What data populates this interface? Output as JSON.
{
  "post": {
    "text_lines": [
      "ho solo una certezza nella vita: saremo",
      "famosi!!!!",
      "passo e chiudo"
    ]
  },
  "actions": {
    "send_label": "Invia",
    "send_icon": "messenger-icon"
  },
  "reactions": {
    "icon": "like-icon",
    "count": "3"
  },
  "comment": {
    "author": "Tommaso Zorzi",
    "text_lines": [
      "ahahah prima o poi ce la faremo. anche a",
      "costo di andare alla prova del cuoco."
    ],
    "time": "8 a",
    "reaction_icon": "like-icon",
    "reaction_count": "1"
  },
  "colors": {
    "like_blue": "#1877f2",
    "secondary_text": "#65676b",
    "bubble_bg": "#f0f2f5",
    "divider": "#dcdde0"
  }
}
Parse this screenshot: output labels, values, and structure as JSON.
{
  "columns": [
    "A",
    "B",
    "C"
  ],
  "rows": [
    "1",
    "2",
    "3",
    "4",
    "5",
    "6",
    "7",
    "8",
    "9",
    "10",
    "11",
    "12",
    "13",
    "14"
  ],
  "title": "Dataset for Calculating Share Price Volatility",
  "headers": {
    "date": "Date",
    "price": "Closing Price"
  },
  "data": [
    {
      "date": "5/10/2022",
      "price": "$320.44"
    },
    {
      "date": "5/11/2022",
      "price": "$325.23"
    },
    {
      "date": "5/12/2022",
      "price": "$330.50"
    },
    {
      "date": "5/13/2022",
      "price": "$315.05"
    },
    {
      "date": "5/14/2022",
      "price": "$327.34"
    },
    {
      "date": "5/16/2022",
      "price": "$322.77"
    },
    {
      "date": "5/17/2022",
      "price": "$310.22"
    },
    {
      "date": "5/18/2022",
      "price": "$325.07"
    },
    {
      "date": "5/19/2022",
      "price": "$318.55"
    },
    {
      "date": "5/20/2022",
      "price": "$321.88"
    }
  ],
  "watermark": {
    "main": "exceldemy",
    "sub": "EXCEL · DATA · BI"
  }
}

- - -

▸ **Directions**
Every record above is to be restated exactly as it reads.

▸ **Result of this exercise**
What data populates this interface? Output as JSON.
{
  "post": {
    "text_lines": [
      "ho solo una certezza nella vita: saremo",
      "famosi!!!!",
      "passo e chiudo"
    ]
  },
  "actions": {
    "send_label": "Invia",
    "send_icon": "messenger-icon"
  },
  "reactions": {
    "icon": "like-icon",
    "count": "3"
  },
  "comment": {
    "author": "Tommaso Zorzi",
    "text_lines": [
      "ahahah prima o poi ce la faremo. anche a",
      "costo di andare alla prova del cuoco."
    ],
    "time": "8 a",
    "reaction_icon": "like-icon",
    "reaction_count": "1"
  },
  "colors": {
    "like_blue": "#1877f2",
    "secondary_text": "#65676b",
    "bubble_bg": "#f0f2f5",
    "divider": "#dcdde0"
  }
}
Parse this screenshot: output labels, values, and structure as JSON.
{
  "columns": [
    "A",
    "B",
    "C"
  ],
  "rows": [
    "1",
    "2",
    "3",
    "4",
    "5",
    "6",
    "7",
    "8",
    "9",
    "10",
    "11",
    "12",
    "13",
    "14"
  ],
  "title": "Dataset for Calculating Share Price Volatility",
  "headers": {
    "date": "Date",
    "price": "Closing Price"
  },
  "data": [
    {
      "date": "5/10/2022",
      "price": "$320.44"
    },
    {
      "date": "5/11/2022",
      "price": "$325.23"
    },
    {
      "date": "5/12/2022",
      "price": "$330.50"
    },
    {
      "date": "5/13/2022",
      "price": "$315.05"
    },
    {
      "date": "5/14/2022",
      "price": "$327.34"
    },
    {
      "date": "5/16/2022",
      "price": "$322.77"
    },
    {
      "date": "5/17/2022",
      "price": "$310.22"
    },
    {
      "date": "5/18/2022",
      "price": "$325.07"
    },
    {
      "date": "5/19/2022",
      "price": "$318.55"
    },
    {
      "date": "5/20/2022",
      "price": "$321.88"
    }
  ],
  "watermark": {
    "main": "exceldemy",
    "sub": "EXCEL · DATA · BI"
  }
}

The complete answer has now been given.